• **TASK REQUIREMENTS**
The answer must be one number: the count of lines in the data below that include "Internetcluster".

• **Data about app and page elements**

Segment Open

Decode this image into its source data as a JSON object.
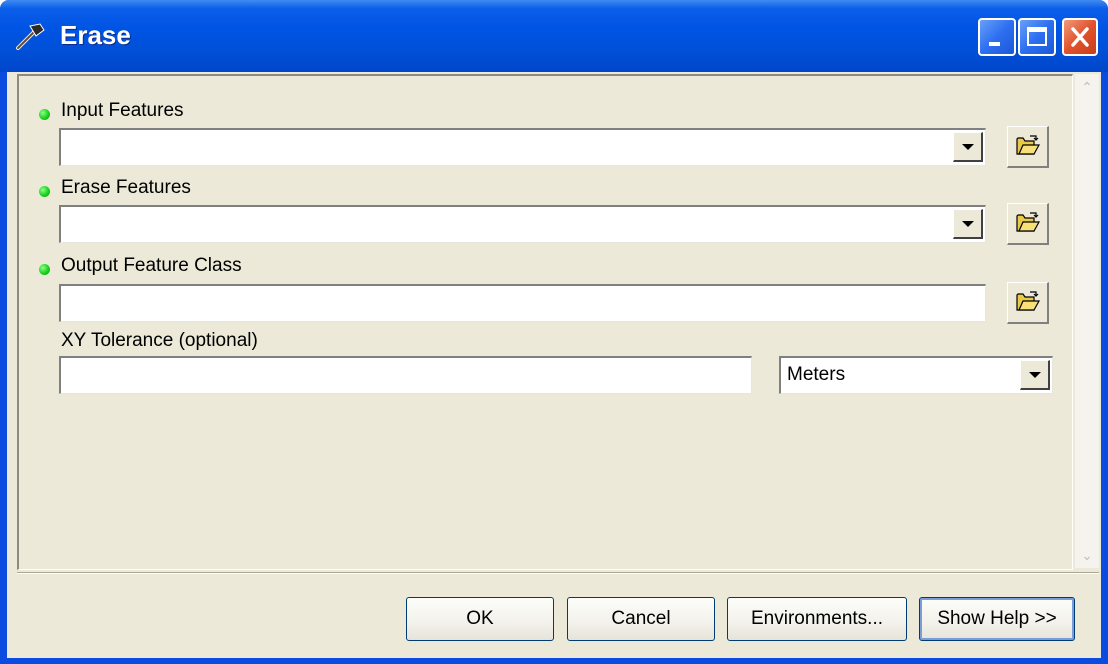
{
  "window": {
    "title": "Erase",
    "icon": "hammer-icon"
  },
  "titlebar_buttons": {
    "minimize": "minimize-icon",
    "maximize": "maximize-icon",
    "close": "close-icon"
  },
  "form": {
    "input_features": {
      "label": "Input Features",
      "value": "",
      "required": true
    },
    "erase_features": {
      "label": "Erase Features",
      "value": "",
      "required": true
    },
    "output_feature_class": {
      "label": "Output Feature Class",
      "value": "",
      "required": true
    },
    "xy_tolerance": {
      "label": "XY Tolerance (optional)",
      "value": "",
      "unit": "Meters"
    }
  },
  "buttons": {
    "ok": "OK",
    "cancel": "Cancel",
    "environments": "Environments...",
    "show_help": "Show Help >>"
  },
  "colors": {
    "titlebar": "#0054e3",
    "client": "#ece9d8",
    "required_dot": "#1bd11b",
    "close_button": "#e0532c"
  }
}
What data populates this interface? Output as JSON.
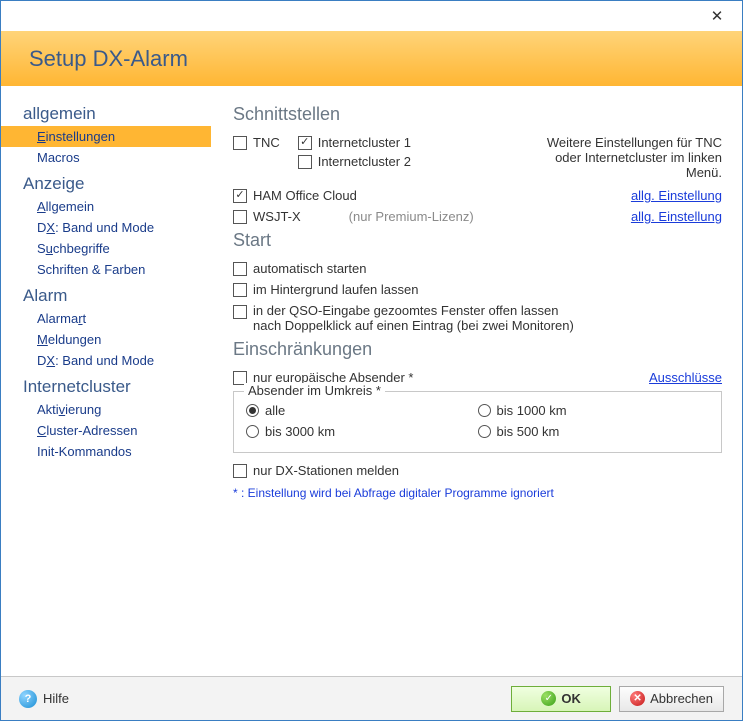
{
  "window": {
    "title": "Setup DX-Alarm"
  },
  "sidebar": {
    "groups": [
      {
        "title": "allgemein",
        "items": [
          {
            "label": "Einstellungen",
            "u": "E",
            "rest": "instellungen",
            "selected": true
          },
          {
            "label": "Macros",
            "u": "",
            "rest": "Macros"
          }
        ]
      },
      {
        "title": "Anzeige",
        "items": [
          {
            "u": "A",
            "rest": "llgemein"
          },
          {
            "pre": "D",
            "u": "X",
            "rest": ": Band und Mode"
          },
          {
            "pre": "S",
            "u": "u",
            "rest": "chbegriffe"
          },
          {
            "u": "",
            "rest": "Schriften & Farben"
          }
        ]
      },
      {
        "title": "Alarm",
        "items": [
          {
            "pre": "Alarma",
            "u": "r",
            "rest": "t"
          },
          {
            "u": "M",
            "rest": "eldungen"
          },
          {
            "pre": "D",
            "u": "X",
            "rest": ": Band und Mode"
          }
        ]
      },
      {
        "title": "Internetcluster",
        "items": [
          {
            "pre": "Akti",
            "u": "v",
            "rest": "ierung"
          },
          {
            "u": "C",
            "rest": "luster-Adressen"
          },
          {
            "u": "",
            "rest": "Init-Kommandos"
          }
        ]
      }
    ]
  },
  "content": {
    "schnittstellen": {
      "title": "Schnittstellen",
      "tnc": "TNC",
      "ic1": "Internetcluster 1",
      "ic2": "Internetcluster 2",
      "hint": "Weitere Einstellungen für TNC oder Internetcluster im linken Menü.",
      "ham": "HAM Office Cloud",
      "wsjt": "WSJT-X",
      "wsjt_note": "(nur Premium-Lizenz)",
      "link": "allg. Einstellung"
    },
    "start": {
      "title": "Start",
      "auto": "automatisch starten",
      "bg": "im Hintergrund laufen lassen",
      "zoom1": "in der QSO-Eingabe gezoomtes Fenster offen lassen",
      "zoom2": "nach Doppelklick auf einen Eintrag (bei zwei Monitoren)"
    },
    "einschr": {
      "title": "Einschränkungen",
      "eur": "nur europäische Absender *",
      "aus": "Ausschlüsse",
      "legend": "Absender im Umkreis *",
      "r_alle": "alle",
      "r_1000": "bis 1000 km",
      "r_3000": "bis 3000 km",
      "r_500": "bis 500 km",
      "dx": "nur DX-Stationen melden",
      "foot": "* : Einstellung wird bei Abfrage digitaler Programme  ignoriert"
    }
  },
  "footer": {
    "help": "Hilfe",
    "ok": "OK",
    "cancel": "Abbrechen"
  }
}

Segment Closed

• **TASK RESULT**
4